Organisation: Dignity Ltd.

The 78 volunteer cooks and drivers at Dignity Dishes epitomize the value that volunteering brings to the community and to each and every volunteer themselves.

Each week they turn food recovered by OzHarvest into thousands of lovingly cooked meals that are distributed to 27 homes managed by homelessness charity Dignity. The homes provide short-term crisis accommodation to hundreds of men, women and children across NSW each night.  Refrigerated vans take the meals to homes across Sydney, the South Coast and Queanbeyan.

More than one tonne of food is delivered to Dignity’s three distribution centres in Parramatta, Hornsby and Nowra each week, where it’s picked up by the volunteers and prepared into nutritious meals.

“The food doesn’t just fill our bellies, it nourishes the soul,” according to one Dignity guest.

The team expects to make 150,000 home cooked meals this year that are ready to defrost, heat and eat.

The volunteers have formed their own online community where they share recipes, stories and even compete for made-up titles. Husbands and wives, parents and children, and whole families come together to cook, knowing the value it brings to people without a home and experiencing severe stress and hardship.


Photos of the NSW Volunteer of the Year State Ceremony are kindly supplied by Michael Mannington, Volunteer Photography www.volunteerphotography.org, and are available to view here.  Photos taken by Susan White of Corporate Digital, corporatedigital.com.au, are available here.


The Awards are in their 13th year and are an annual program run by The Centre for Volunteering to recognise the outstanding work of volunteers across NSW. They have grown to become one of the largest celebrations of volunteering across the country.

The Centre for Volunteering CEO Gemma Rygate said the Awards helped uncover so many incredible stories of community achievement and goodwill across every corner of the state.

“We hold these Awards to recognise the special effort made by people who choose to go above and beyond to help others and their local community,” Ms Rygate said.

“They also highlight the contribution of all our volunteers and the organisations they represent. The awards give us the opportunity to hear their stories, be inspired by their actions and pass on our thanks.

“There is no better job, than being able to meet these special volunteers and celebrate their contribution.”


The 2019 NSW Volunteer of the Year Awards are supported by principal partners the NSW Department of Communities and Justice and ClubsNSW, which represents the state’s 1,400 not-for-profit clubs.

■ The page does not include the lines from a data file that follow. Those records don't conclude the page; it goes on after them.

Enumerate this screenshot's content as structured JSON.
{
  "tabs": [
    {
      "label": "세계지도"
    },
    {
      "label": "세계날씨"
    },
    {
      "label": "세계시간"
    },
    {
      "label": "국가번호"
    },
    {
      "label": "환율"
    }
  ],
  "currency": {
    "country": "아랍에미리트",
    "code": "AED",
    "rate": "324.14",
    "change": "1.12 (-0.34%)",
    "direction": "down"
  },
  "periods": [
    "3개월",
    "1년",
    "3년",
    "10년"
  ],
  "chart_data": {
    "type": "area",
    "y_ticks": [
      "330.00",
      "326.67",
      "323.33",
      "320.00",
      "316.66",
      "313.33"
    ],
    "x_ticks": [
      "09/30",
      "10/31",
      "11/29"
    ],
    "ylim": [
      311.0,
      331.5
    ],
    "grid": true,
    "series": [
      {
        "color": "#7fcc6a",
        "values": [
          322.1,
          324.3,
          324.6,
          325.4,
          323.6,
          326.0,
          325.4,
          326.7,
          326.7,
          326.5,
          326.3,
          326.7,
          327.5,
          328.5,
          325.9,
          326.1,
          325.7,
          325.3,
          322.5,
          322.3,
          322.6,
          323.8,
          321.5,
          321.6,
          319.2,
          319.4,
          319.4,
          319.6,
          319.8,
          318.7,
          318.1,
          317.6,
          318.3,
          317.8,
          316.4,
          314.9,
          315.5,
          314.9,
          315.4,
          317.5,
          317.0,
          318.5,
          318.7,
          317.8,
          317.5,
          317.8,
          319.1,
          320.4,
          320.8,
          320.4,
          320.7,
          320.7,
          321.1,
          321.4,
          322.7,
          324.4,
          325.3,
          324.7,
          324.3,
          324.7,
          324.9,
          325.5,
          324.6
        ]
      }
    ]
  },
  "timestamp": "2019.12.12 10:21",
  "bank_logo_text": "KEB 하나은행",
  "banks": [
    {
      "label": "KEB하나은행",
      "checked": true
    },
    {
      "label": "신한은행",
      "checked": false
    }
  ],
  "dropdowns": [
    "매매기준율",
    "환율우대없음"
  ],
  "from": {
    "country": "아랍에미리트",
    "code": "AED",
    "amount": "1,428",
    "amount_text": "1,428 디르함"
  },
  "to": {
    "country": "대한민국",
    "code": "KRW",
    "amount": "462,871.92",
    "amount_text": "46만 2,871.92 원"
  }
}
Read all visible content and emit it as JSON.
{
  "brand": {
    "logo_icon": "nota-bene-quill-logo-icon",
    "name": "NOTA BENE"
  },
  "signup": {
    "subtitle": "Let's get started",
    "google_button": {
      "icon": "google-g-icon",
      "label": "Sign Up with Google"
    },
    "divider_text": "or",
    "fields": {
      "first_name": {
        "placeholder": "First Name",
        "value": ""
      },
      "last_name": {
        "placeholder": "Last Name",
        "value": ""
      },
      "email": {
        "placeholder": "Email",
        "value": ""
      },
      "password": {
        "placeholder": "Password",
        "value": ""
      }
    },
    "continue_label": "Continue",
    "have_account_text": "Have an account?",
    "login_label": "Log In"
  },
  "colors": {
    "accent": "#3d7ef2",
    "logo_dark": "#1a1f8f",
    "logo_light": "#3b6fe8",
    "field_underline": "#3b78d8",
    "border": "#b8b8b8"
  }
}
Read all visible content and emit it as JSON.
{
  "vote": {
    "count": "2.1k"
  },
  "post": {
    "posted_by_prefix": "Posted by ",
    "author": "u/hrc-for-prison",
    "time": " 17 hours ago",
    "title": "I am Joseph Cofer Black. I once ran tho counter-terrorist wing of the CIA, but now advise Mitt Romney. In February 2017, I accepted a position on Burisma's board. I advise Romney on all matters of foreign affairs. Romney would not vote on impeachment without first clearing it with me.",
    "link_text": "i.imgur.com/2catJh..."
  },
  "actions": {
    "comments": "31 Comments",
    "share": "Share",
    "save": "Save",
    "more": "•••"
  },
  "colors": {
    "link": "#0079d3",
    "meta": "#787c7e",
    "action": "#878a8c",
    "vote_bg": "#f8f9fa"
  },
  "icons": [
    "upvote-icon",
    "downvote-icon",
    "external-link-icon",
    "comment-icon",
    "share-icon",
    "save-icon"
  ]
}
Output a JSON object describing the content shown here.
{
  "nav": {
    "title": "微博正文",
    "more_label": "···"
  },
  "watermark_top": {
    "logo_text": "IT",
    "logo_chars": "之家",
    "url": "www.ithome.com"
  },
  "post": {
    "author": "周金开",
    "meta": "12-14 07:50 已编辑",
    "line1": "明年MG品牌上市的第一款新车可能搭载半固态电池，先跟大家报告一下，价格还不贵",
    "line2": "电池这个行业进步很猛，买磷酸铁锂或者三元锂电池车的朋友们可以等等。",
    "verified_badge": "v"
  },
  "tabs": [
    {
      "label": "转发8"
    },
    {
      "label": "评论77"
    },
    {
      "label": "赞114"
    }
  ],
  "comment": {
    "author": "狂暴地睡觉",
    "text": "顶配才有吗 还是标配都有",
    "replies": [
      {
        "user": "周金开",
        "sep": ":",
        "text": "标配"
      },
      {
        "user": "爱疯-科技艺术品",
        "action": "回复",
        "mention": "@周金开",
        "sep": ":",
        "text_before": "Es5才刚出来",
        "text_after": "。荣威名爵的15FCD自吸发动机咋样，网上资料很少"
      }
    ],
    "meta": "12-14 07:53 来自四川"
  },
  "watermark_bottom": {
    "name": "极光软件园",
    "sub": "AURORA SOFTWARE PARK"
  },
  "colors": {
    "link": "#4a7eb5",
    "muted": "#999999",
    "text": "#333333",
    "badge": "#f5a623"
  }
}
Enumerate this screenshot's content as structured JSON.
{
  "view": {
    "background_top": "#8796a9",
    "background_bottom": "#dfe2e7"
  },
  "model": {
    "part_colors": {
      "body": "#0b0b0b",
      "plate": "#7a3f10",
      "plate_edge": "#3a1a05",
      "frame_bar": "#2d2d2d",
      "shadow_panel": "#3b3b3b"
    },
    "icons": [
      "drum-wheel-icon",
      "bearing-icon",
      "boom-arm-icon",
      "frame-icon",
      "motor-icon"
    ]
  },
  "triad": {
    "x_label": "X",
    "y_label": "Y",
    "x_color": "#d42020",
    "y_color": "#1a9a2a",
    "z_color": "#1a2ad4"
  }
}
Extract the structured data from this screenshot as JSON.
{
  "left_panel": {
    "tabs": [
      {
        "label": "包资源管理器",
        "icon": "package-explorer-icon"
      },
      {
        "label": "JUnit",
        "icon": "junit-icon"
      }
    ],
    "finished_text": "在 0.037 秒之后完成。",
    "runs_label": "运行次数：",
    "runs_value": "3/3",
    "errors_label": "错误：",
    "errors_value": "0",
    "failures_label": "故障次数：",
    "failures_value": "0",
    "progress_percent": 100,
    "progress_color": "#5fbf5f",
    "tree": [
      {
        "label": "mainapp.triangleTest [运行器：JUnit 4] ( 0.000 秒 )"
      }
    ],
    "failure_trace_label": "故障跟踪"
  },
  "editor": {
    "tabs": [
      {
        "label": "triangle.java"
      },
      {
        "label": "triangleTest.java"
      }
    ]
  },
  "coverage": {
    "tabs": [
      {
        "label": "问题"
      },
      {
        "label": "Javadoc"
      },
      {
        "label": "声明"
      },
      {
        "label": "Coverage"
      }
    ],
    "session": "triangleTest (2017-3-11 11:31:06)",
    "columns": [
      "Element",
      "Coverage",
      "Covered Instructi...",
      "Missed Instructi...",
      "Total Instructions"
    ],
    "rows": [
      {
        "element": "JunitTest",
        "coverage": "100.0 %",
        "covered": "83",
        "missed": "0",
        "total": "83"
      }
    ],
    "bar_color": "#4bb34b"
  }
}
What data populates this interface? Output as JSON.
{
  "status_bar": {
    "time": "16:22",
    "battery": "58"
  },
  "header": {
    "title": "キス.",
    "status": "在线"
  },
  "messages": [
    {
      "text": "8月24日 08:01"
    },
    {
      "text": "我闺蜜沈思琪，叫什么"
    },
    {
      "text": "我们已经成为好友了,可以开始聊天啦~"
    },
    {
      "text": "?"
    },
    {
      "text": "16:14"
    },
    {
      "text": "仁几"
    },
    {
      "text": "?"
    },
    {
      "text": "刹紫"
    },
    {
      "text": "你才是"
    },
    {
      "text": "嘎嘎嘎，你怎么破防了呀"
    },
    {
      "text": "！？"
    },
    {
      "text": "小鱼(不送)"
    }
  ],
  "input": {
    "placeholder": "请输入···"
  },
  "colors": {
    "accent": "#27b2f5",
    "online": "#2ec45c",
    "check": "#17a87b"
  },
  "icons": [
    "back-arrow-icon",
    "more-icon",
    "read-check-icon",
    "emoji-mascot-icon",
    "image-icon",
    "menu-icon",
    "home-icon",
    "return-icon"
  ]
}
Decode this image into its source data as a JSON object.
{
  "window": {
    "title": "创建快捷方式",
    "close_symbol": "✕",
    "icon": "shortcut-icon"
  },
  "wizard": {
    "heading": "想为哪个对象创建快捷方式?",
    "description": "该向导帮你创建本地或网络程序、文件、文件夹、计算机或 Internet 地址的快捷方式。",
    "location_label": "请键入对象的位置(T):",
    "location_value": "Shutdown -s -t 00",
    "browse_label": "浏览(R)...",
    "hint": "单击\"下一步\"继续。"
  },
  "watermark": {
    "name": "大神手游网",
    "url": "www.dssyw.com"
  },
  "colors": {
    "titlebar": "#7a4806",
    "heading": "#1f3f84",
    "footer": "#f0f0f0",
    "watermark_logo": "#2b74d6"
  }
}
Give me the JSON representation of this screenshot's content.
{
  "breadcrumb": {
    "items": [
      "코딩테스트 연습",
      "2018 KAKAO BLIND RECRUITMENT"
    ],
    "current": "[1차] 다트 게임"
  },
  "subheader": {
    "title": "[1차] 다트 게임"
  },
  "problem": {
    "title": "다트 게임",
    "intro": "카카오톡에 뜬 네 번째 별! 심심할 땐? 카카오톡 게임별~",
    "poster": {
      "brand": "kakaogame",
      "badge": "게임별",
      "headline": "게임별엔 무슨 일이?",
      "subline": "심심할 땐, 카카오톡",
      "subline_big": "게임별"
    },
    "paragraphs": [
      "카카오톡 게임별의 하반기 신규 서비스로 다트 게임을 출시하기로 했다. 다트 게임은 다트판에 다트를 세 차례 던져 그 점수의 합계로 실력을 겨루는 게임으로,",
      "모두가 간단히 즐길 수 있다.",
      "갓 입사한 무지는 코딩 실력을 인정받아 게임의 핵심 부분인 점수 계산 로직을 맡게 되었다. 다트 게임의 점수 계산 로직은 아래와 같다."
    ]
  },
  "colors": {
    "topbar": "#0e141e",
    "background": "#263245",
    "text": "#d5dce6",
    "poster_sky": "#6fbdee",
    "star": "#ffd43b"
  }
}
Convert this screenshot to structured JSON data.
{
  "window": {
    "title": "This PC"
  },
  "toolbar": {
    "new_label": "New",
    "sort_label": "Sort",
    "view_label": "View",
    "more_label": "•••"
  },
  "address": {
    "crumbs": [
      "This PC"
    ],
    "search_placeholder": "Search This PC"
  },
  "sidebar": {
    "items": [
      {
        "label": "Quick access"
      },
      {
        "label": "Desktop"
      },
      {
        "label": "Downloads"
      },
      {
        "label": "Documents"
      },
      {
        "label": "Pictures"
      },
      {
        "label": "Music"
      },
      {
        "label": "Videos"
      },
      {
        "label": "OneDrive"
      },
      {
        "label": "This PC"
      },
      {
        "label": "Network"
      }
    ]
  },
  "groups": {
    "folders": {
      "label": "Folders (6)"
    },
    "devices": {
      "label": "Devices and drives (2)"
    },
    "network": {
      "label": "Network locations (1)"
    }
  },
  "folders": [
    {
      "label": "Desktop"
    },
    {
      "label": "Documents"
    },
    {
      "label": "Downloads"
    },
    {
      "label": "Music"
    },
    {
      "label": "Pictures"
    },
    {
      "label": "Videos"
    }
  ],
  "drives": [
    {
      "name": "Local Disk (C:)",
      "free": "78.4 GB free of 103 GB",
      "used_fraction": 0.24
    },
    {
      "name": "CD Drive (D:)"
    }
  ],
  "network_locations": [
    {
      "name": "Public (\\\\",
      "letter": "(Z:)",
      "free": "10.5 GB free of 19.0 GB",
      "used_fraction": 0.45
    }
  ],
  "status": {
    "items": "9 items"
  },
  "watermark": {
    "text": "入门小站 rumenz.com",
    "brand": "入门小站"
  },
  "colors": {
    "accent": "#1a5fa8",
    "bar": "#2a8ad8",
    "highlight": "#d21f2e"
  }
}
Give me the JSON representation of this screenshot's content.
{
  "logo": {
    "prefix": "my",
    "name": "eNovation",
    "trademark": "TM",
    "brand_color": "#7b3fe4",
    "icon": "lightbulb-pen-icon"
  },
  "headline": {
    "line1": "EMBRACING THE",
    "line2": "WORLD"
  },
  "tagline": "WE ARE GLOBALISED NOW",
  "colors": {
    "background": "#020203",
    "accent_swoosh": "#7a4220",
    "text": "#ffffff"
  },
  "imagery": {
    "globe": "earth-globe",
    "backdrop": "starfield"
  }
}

They are also supported by Mint Awards and Thrifty Car & Truck Rentals.

NSW Minister for Families, Communities and Disability Services Gareth Ward said the NSW Volunteer of the Year Awards were an important way to recognise the contribution of the 2.1 million volunteers working throughout NSW.

“Each and every one of today’s award recipients epitomise service above self,” Mr Ward said.

“Across the state, valuable volunteers are helping create stronger communities by generously dedicating countless hours to causes close to their heart.

“We can all learn a lot from hearing your stories and I congratulate all of you on your outstanding community service.”

ClubsNSW CEO Anthony Ball said that volunteers were the backbone of registered clubs.

“On behalf of an industry which relies upon 32,000 volunteers, I congratulate all of these deserving winners,” said Mr Ball.

“ClubsNSW is proud to be a principal partner of these awards, which recognise the huge contribution that volunteers make across the state.

“Clubs rely on volunteers to help make their venues a great place to socialise, which in turn adds billions of dollars to the NSW economy every year.”